• _WORK TASK_
Output a faithful copy of the entries, every picture removed.

** GIVEN RECORDS follows **

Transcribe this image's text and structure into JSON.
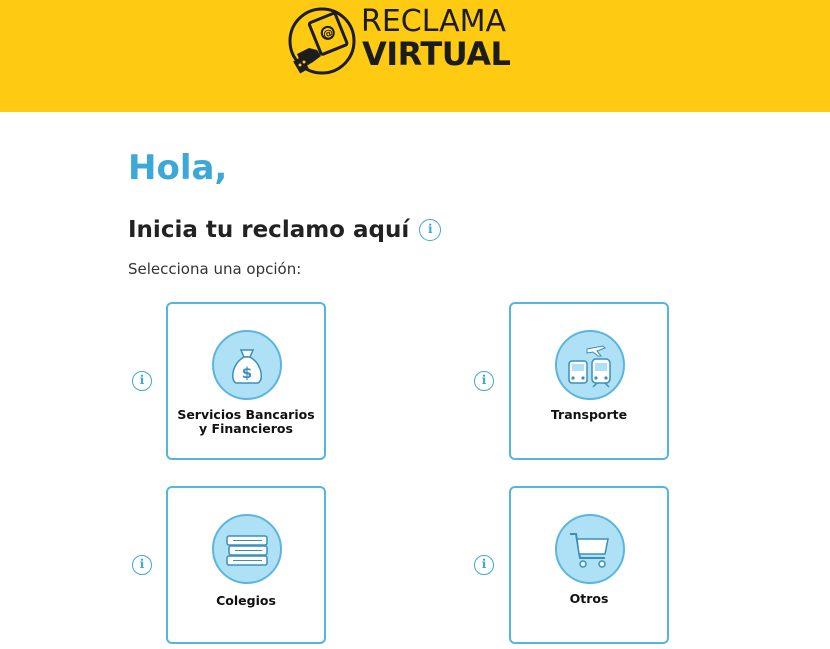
{
  "brand": {
    "line1": "RECLAMA",
    "line2": "VIRTUAL",
    "icon": "hand-holding-email-icon",
    "color": "#fecb12"
  },
  "main": {
    "greeting": "Hola,",
    "heading": "Inicia tu reclamo aquí",
    "subtitle": "Selecciona una opción:",
    "info_glyph": "i"
  },
  "options": [
    {
      "label": "Servicios Bancarios y Financieros",
      "icon": "money-bag-icon"
    },
    {
      "label": "Transporte",
      "icon": "transport-icon"
    },
    {
      "label": "Colegios",
      "icon": "books-icon"
    },
    {
      "label": "Otros",
      "icon": "shopping-cart-icon"
    }
  ],
  "colors": {
    "accent": "#3ca8d8",
    "card_border": "#54b5de",
    "icon_fill": "#aee0f6",
    "header": "#fecb12"
  }
}
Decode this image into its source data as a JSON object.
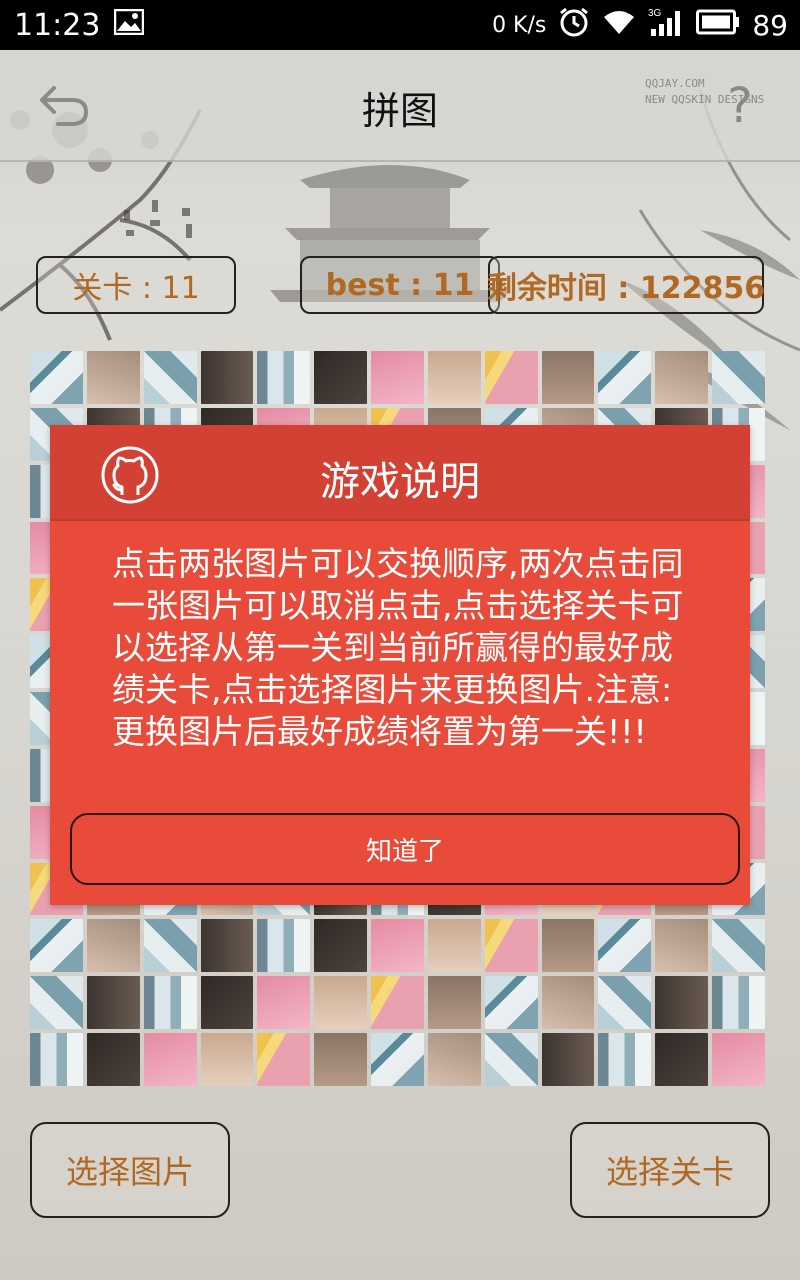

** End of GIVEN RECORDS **

• _EXERCISE OUTPUT_
Transcribe this image's text and structure into JSON.
{
  "brand": {
    "line1": "RECLAMA",
    "line2": "VIRTUAL",
    "icon": "hand-holding-email-icon",
    "color": "#fecb12"
  },
  "main": {
    "greeting": "Hola,",
    "heading": "Inicia tu reclamo aquí",
    "subtitle": "Selecciona una opción:",
    "info_glyph": "i"
  },
  "options": [
    {
      "label": "Servicios Bancarios y Financieros",
      "icon": "money-bag-icon"
    },
    {
      "label": "Transporte",
      "icon": "transport-icon"
    },
    {
      "label": "Colegios",
      "icon": "books-icon"
    },
    {
      "label": "Otros",
      "icon": "shopping-cart-icon"
    }
  ],
  "colors": {
    "accent": "#3ca8d8",
    "card_border": "#54b5de",
    "icon_fill": "#aee0f6",
    "header": "#fecb12"
  }
}
Decode this image into its source data as a JSON object.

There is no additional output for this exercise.